Ever heard of Kalmar? A town of roughly 37.000 inhabitants nestling on the Swedish East coast. A must-visit if you’re fond of culture, history - and good food. This could be the ideal winter holiday destination.
Medieval charm by the coast
Located approximately 3,5 hours by car from Copenhagen and 4,5 hours from Stockholm, Kalmar enjoys a calm and picturesque location on the Swedish East coast, but it wasn’t always so. Shrouded in a rather dramatic history, the city was of vital importance to both Swedes and Danish fighting over land some 400 years ago. It was on the castle of Kalmar, which still stands tall today, that the Kalmar Union was gathered in 1397 (if you don’t know what that is, click here), and a lot of blood has been shed on the grounds surrounding the Medieval town. But let’s take a look at the present city of Kalmar. Compared to the relatively low amount of inhabitants, there are more shops and restaurants here than in any other Swedish city - a stroll through the quite small yet very charming city center is mandatory.
We arrived in Kalmar at dusk, where the cobbled streets, timber framed houses and lights came into their own. What a pretty sight. And of course we checked in to the historical Calmar Stadshotell, which is located on the main square of the city. The history of the hotel goes back around 300 years, but it’s hard to tell when entering the lobby area, which has been refurnished from one end to the other. Guests are offered free coffee, tea and cookies all throughout the day, and there’s a lovely rooftop view from the top floor. Still, the highlight of the stay was the hearty breakfast buffet, which didn’t miss a single item! Swedes do it best when it comes to breakfast buffets, and this one was no exception.
The presence of history
When visiting Kalmar, it’s quite obvious that you have to drop by the old castle, which is still the focal point for tourists and proud locals. Dating back to the 12th Century, it’s the best maintained Renaissance castle in all of Europe. It had its Golden Days in the 16th Century, where it served as a strong bastion for the Swedish people. At that time, The Danish border was only a few miles away (Denmark owned a big part of Sweden, but lost it all in 1658), so the castle of Kalmar had to be significant, both in looks and materials. One still feels the strong presence of history when crossing the moat - a guided tour of the castle is definitely recommended!
When it’s time to relax during the afternoon, go to one of Kalmar’s cosy coffee shops or tea rooms. One of the oldest ones is called Holmgrens, and here you can easily satisfy your craving for a traditional Swedish fika (coffee and cake).
Afterwards, head for dinner at Källaren Kronan, which might be one of the best restaurants in the city. The menu offers traditional yet refined Swedish food made from local ingredients and the atmosphere is laid-back. Still, it’s impossible not to be captivated by the historical settings: Källaren Kronan is located inside an old cellar from the Middle Ages.

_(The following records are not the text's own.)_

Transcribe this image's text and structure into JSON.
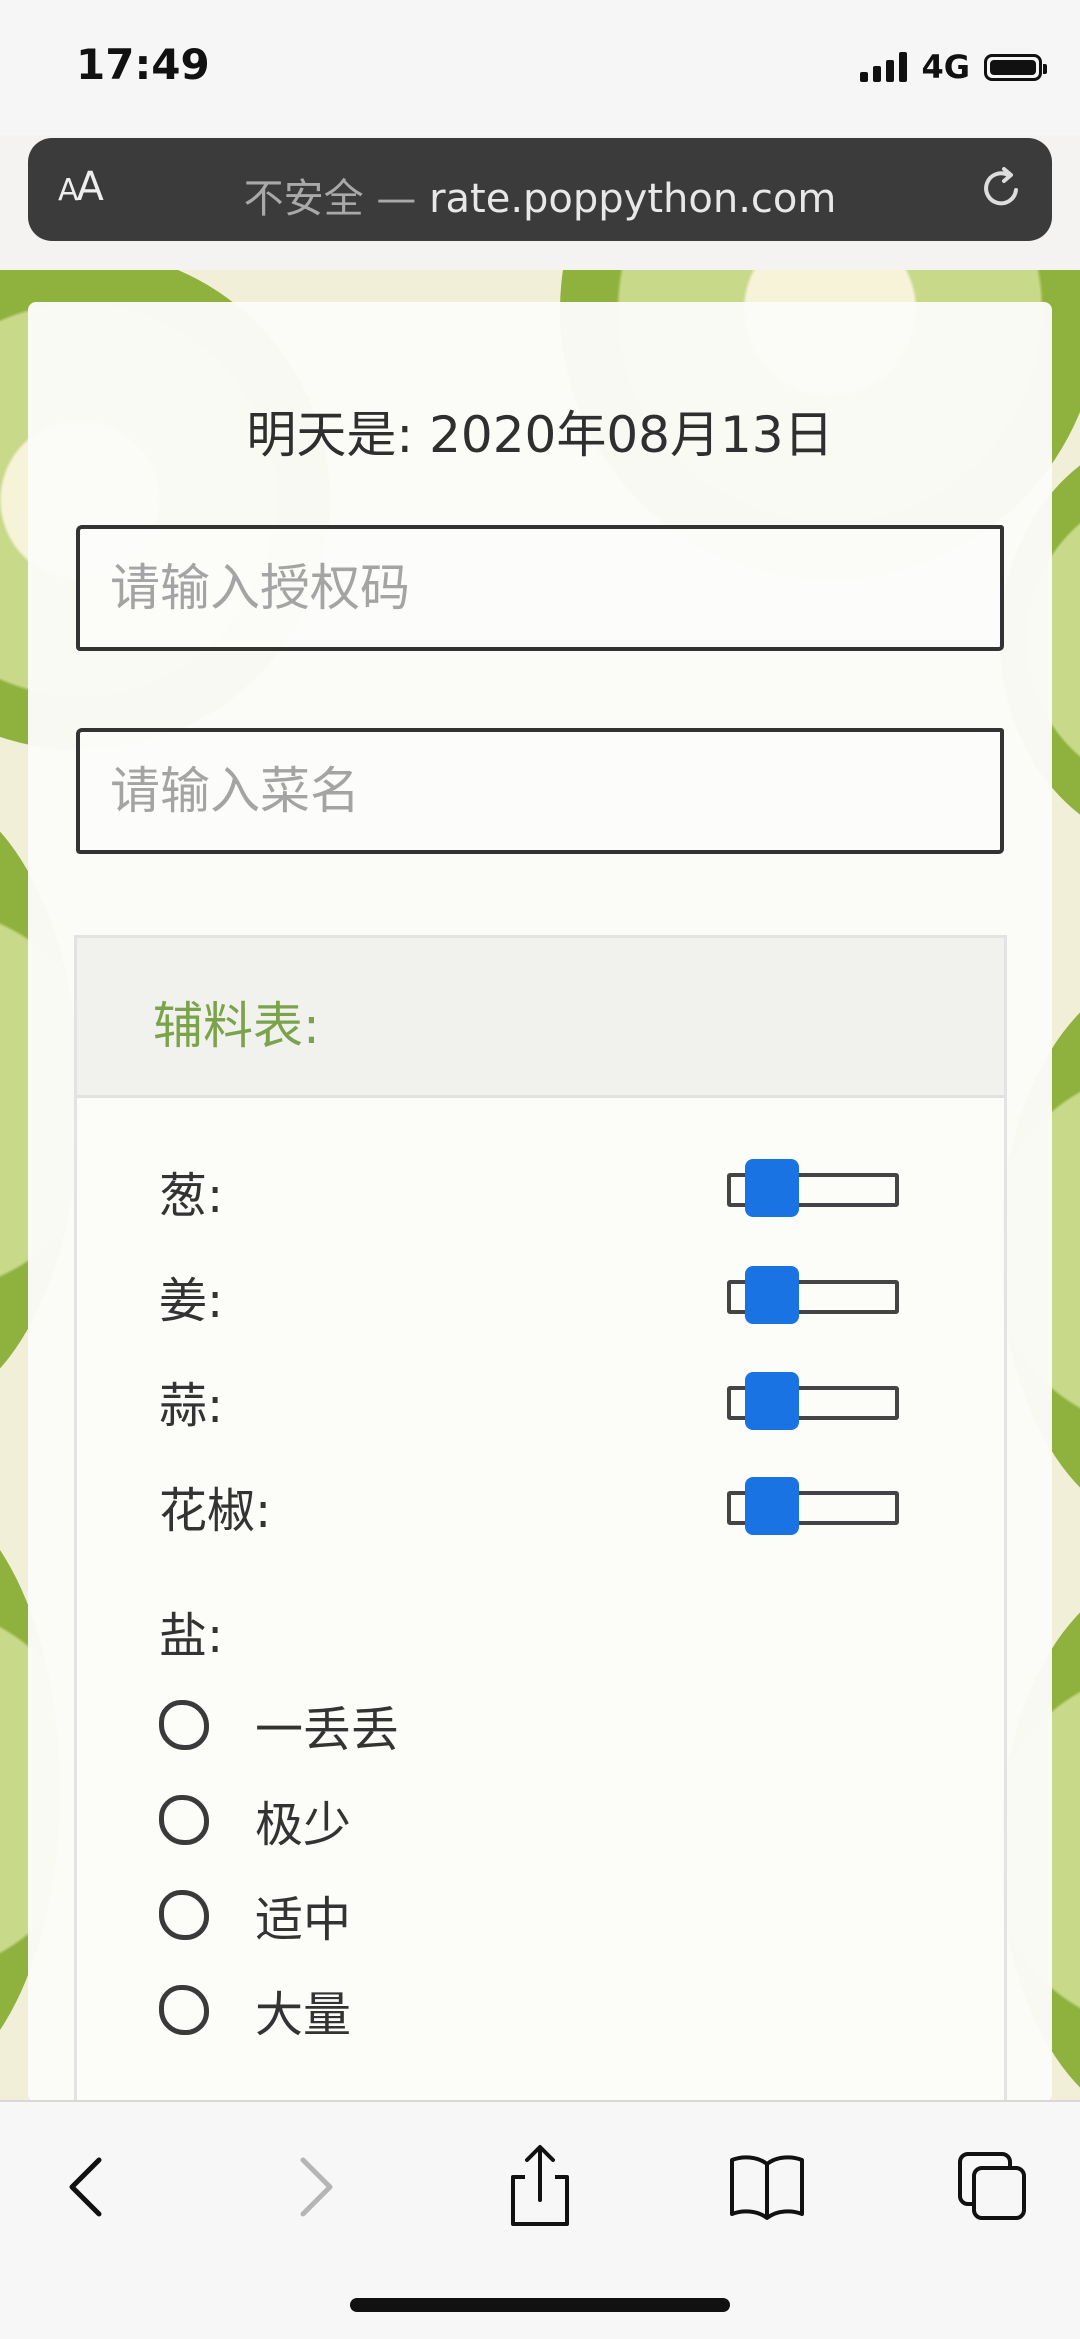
{
  "status_bar": {
    "time": "17:49",
    "network": "4G",
    "icons": [
      "signal-icon",
      "battery-icon"
    ]
  },
  "browser": {
    "aa_label": "AA",
    "insecure_label": "不安全",
    "separator": " — ",
    "domain": "rate.poppython.com",
    "reload_icon": "reload-icon"
  },
  "form": {
    "date_label": "明天是: 2020年08月13日",
    "auth_code_placeholder": "请输入授权码",
    "dish_name_placeholder": "请输入菜名",
    "ingredients_title": "辅料表:",
    "sliders": [
      {
        "label": "葱:",
        "value": 0
      },
      {
        "label": "姜:",
        "value": 0
      },
      {
        "label": "蒜:",
        "value": 0
      },
      {
        "label": "花椒:",
        "value": 0
      }
    ],
    "salt_label": "盐:",
    "salt_options": [
      "一丢丢",
      "极少",
      "适中",
      "大量"
    ]
  },
  "toolbar": {
    "icons": [
      "back-icon",
      "forward-icon",
      "share-icon",
      "bookmarks-icon",
      "tabs-icon"
    ]
  },
  "colors": {
    "accent_green": "#7ba34b",
    "slider_blue": "#1a73e2",
    "url_bar_bg": "#3b3b3b"
  }
}
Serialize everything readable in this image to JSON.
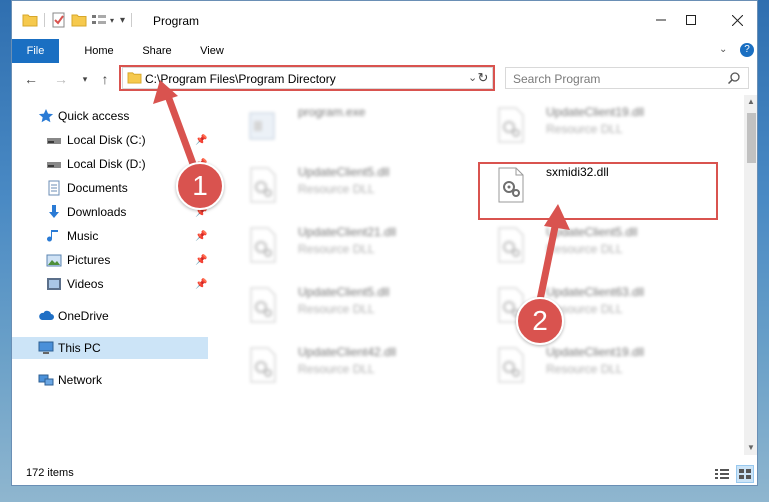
{
  "window": {
    "title": "Program"
  },
  "ribbon": {
    "tabs": [
      "File",
      "Home",
      "Share",
      "View"
    ]
  },
  "address": {
    "path": "C:\\Program Files\\Program Directory"
  },
  "search": {
    "placeholder": "Search Program"
  },
  "nav": {
    "items": [
      {
        "label": "Quick access",
        "icon": "star-icon",
        "pinned": false
      },
      {
        "label": "Local Disk (C:)",
        "icon": "drive-icon",
        "pinned": true
      },
      {
        "label": "Local Disk (D:)",
        "icon": "drive-icon",
        "pinned": true
      },
      {
        "label": "Documents",
        "icon": "document-icon",
        "pinned": true
      },
      {
        "label": "Downloads",
        "icon": "download-icon",
        "pinned": true
      },
      {
        "label": "Music",
        "icon": "music-icon",
        "pinned": true
      },
      {
        "label": "Pictures",
        "icon": "pictures-icon",
        "pinned": true
      },
      {
        "label": "Videos",
        "icon": "video-icon",
        "pinned": true
      },
      {
        "label": "OneDrive",
        "icon": "cloud-icon",
        "pinned": false
      },
      {
        "label": "This PC",
        "icon": "computer-icon",
        "pinned": false,
        "selected": true
      },
      {
        "label": "Network",
        "icon": "network-icon",
        "pinned": false
      }
    ]
  },
  "files": [
    {
      "name": "program.exe",
      "type": "",
      "blurred": true
    },
    {
      "name": "UpdateClient19.dll",
      "type": "Resource DLL",
      "blurred": true
    },
    {
      "name": "UpdateClient5.dll",
      "type": "Resource DLL",
      "blurred": true
    },
    {
      "name": "sxmidi32.dll",
      "type": "",
      "blurred": false,
      "highlighted": true
    },
    {
      "name": "UpdateClient21.dll",
      "type": "Resource DLL",
      "blurred": true
    },
    {
      "name": "UpdateClient5.dll",
      "type": "Resource DLL",
      "blurred": true
    },
    {
      "name": "UpdateClient5.dll",
      "type": "Resource DLL",
      "blurred": true
    },
    {
      "name": "UpdateClient63.dll",
      "type": "Resource DLL",
      "blurred": true
    },
    {
      "name": "UpdateClient42.dll",
      "type": "Resource DLL",
      "blurred": true
    },
    {
      "name": "UpdateClient19.dll",
      "type": "Resource DLL",
      "blurred": true
    }
  ],
  "status": {
    "item_count": "172 items"
  },
  "annotations": {
    "step1": "1",
    "step2": "2",
    "color": "#d9534f"
  },
  "colors": {
    "accent": "#1a6fc2",
    "selection": "#cce4f7"
  }
}
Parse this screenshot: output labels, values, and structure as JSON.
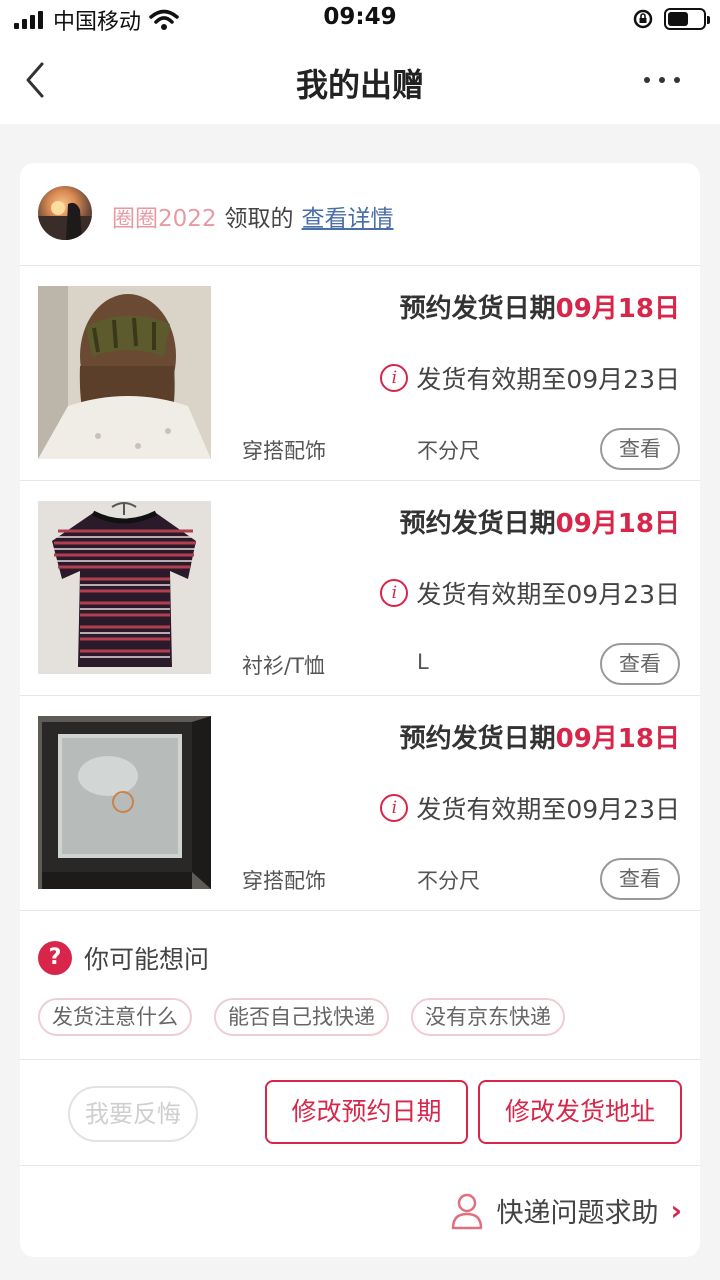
{
  "status_bar": {
    "carrier": "中国移动",
    "time": "09:49"
  },
  "nav": {
    "title": "我的出赠"
  },
  "receiver": {
    "username": "圈圈2022",
    "verb": "领取的",
    "detail_link": "查看详情"
  },
  "items": [
    {
      "date_prefix": "预约发货日期",
      "date": "09月18日",
      "valid_text": "发货有效期至09月23日",
      "category": "穿搭配饰",
      "size": "不分尺",
      "view_label": "查看"
    },
    {
      "date_prefix": "预约发货日期",
      "date": "09月18日",
      "valid_text": "发货有效期至09月23日",
      "category": "衬衫/T恤",
      "size": "L",
      "view_label": "查看"
    },
    {
      "date_prefix": "预约发货日期",
      "date": "09月18日",
      "valid_text": "发货有效期至09月23日",
      "category": "穿搭配饰",
      "size": "不分尺",
      "view_label": "查看"
    }
  ],
  "faq": {
    "title": "你可能想问",
    "chips": [
      "发货注意什么",
      "能否自己找快递",
      "没有京东快递"
    ]
  },
  "actions": {
    "regret": "我要反悔",
    "change_date": "修改预约日期",
    "change_address": "修改发货地址"
  },
  "help": {
    "label": "快递问题求助"
  },
  "colors": {
    "accent": "#d8264a",
    "username": "#e89aa2",
    "link": "#4a6ea8"
  }
}
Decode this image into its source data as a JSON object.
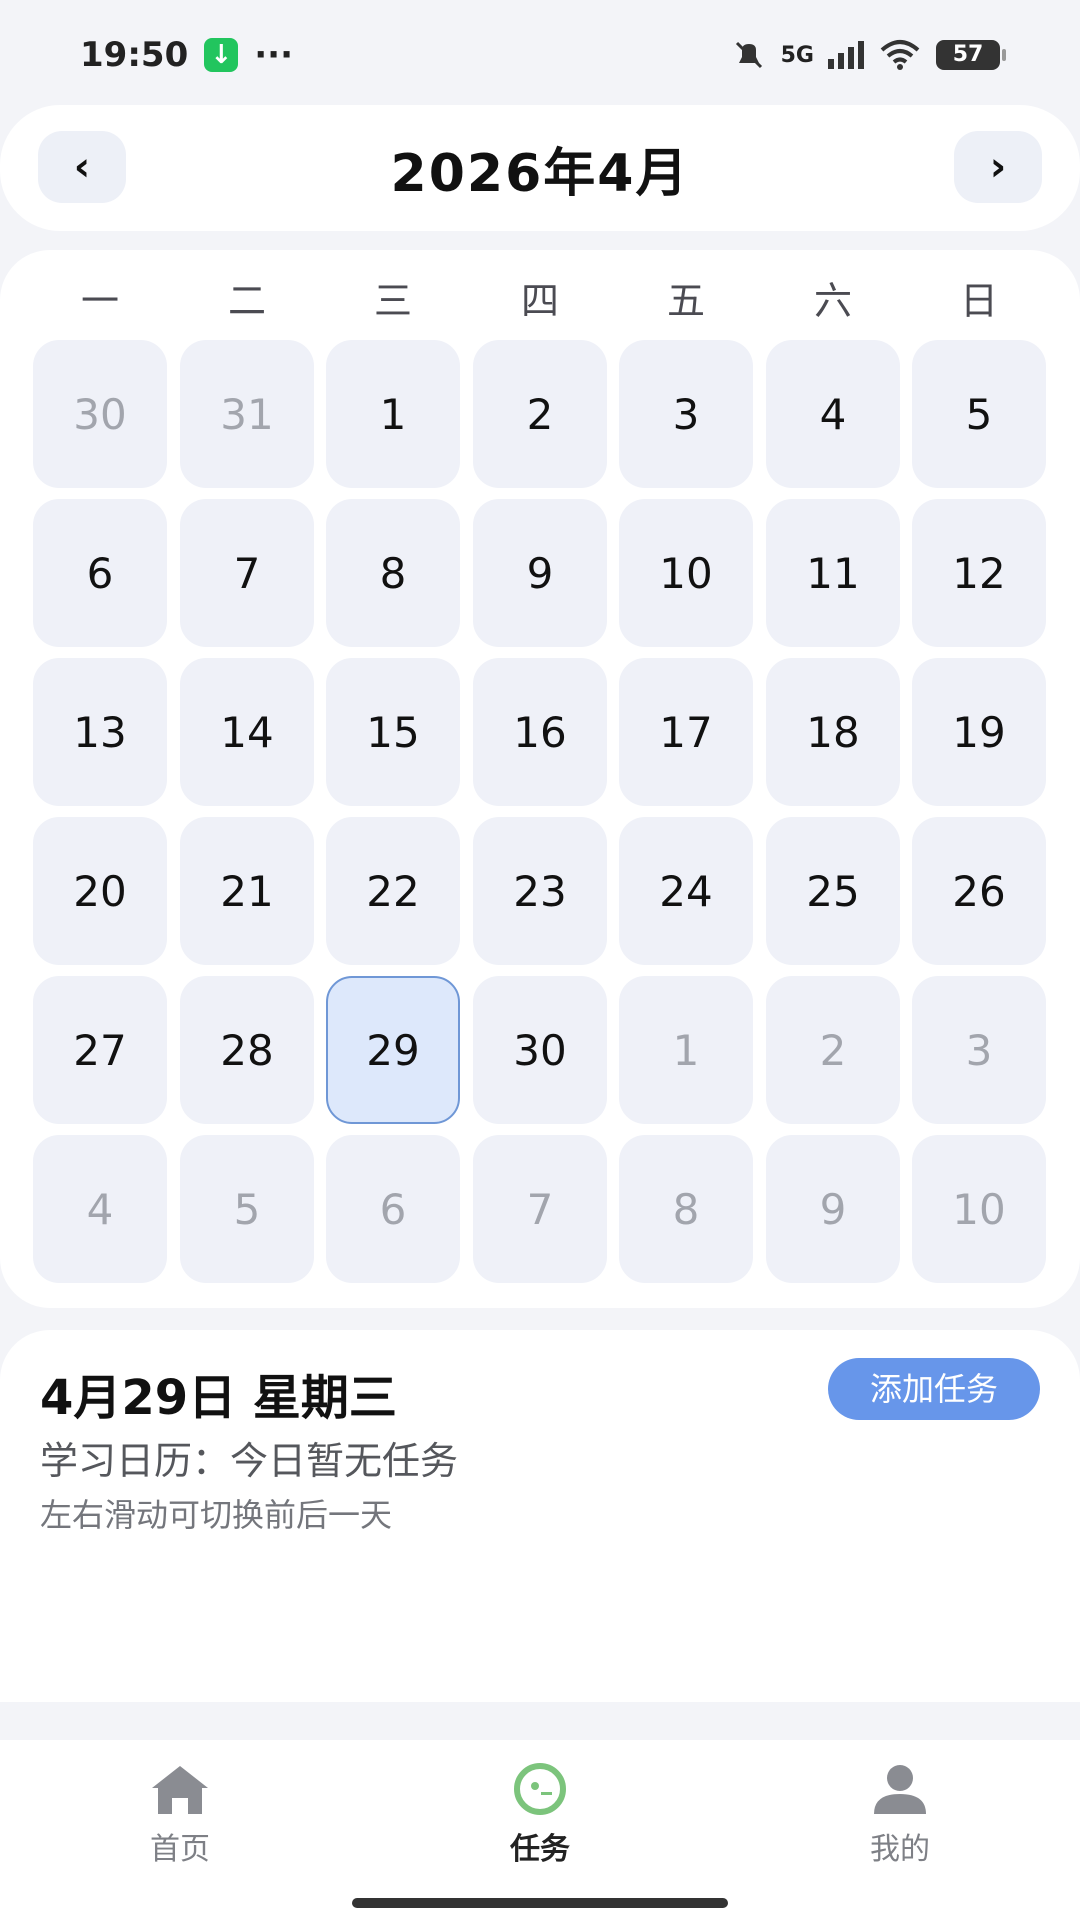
{
  "status_bar": {
    "time": "19:50",
    "more": "···",
    "network": "5G",
    "battery": "57"
  },
  "header": {
    "title": "2026年4月",
    "prev_label": "‹",
    "next_label": "›"
  },
  "weekdays": [
    "一",
    "二",
    "三",
    "四",
    "五",
    "六",
    "日"
  ],
  "days": [
    "30",
    "31",
    "1",
    "2",
    "3",
    "4",
    "5",
    "6",
    "7",
    "8",
    "9",
    "10",
    "11",
    "12",
    "13",
    "14",
    "15",
    "16",
    "17",
    "18",
    "19",
    "20",
    "21",
    "22",
    "23",
    "24",
    "25",
    "26",
    "27",
    "28",
    "29",
    "30",
    "1",
    "2",
    "3",
    "4",
    "5",
    "6",
    "7",
    "8",
    "9",
    "10"
  ],
  "selected_day": "29",
  "detail": {
    "date": "4月29日 星期三",
    "status": "学习日历：今日暂无任务",
    "hint": "左右滑动可切换前后一天",
    "add_button": "添加任务"
  },
  "bottom_nav": {
    "home": "首页",
    "tasks": "任务",
    "mine": "我的",
    "active_color": "#7cc47c",
    "inactive_color": "#8a8c92"
  },
  "colors": {
    "accent": "#6796ea",
    "selected_border": "#6f97d6"
  },
  "icons": {
    "download": "download-icon",
    "mute": "mute-icon",
    "wifi": "wifi-icon",
    "home": "home-icon",
    "tasks": "tasks-icon",
    "mine": "user-icon"
  }
}
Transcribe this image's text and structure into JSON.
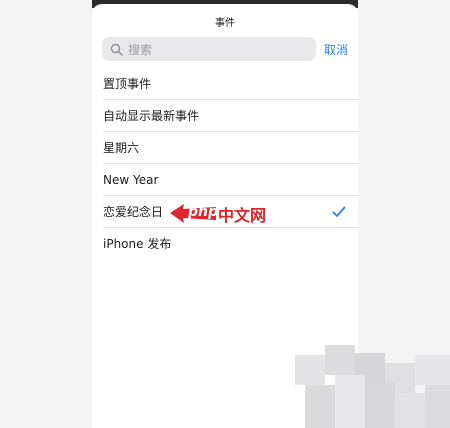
{
  "sheet": {
    "title": "事件"
  },
  "search": {
    "placeholder": "搜索",
    "cancel_label": "取消"
  },
  "events": [
    {
      "label": "置顶事件",
      "selected": false
    },
    {
      "label": "自动显示最新事件",
      "selected": false
    },
    {
      "label": "星期六",
      "selected": false
    },
    {
      "label": "New Year",
      "selected": false
    },
    {
      "label": "恋爱纪念日",
      "selected": true
    },
    {
      "label": "iPhone 发布",
      "selected": false
    }
  ],
  "watermark": {
    "prefix": "php",
    "suffix": "中文网"
  },
  "colors": {
    "accent": "#2f7fd8",
    "watermark_red": "#d8262b"
  },
  "icons": {
    "search": "search-icon",
    "check": "checkmark-icon",
    "arrow": "arrow-left-icon"
  }
}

Having a car is preferred when visiting Kalmar, but there are also well-connected trains running from both Stockholm and Copenhagen. This Swedish gem by the coast is the perfect destination for a weekend getaway, for example during the coming winter holidays. For more information, see www.kalmar.com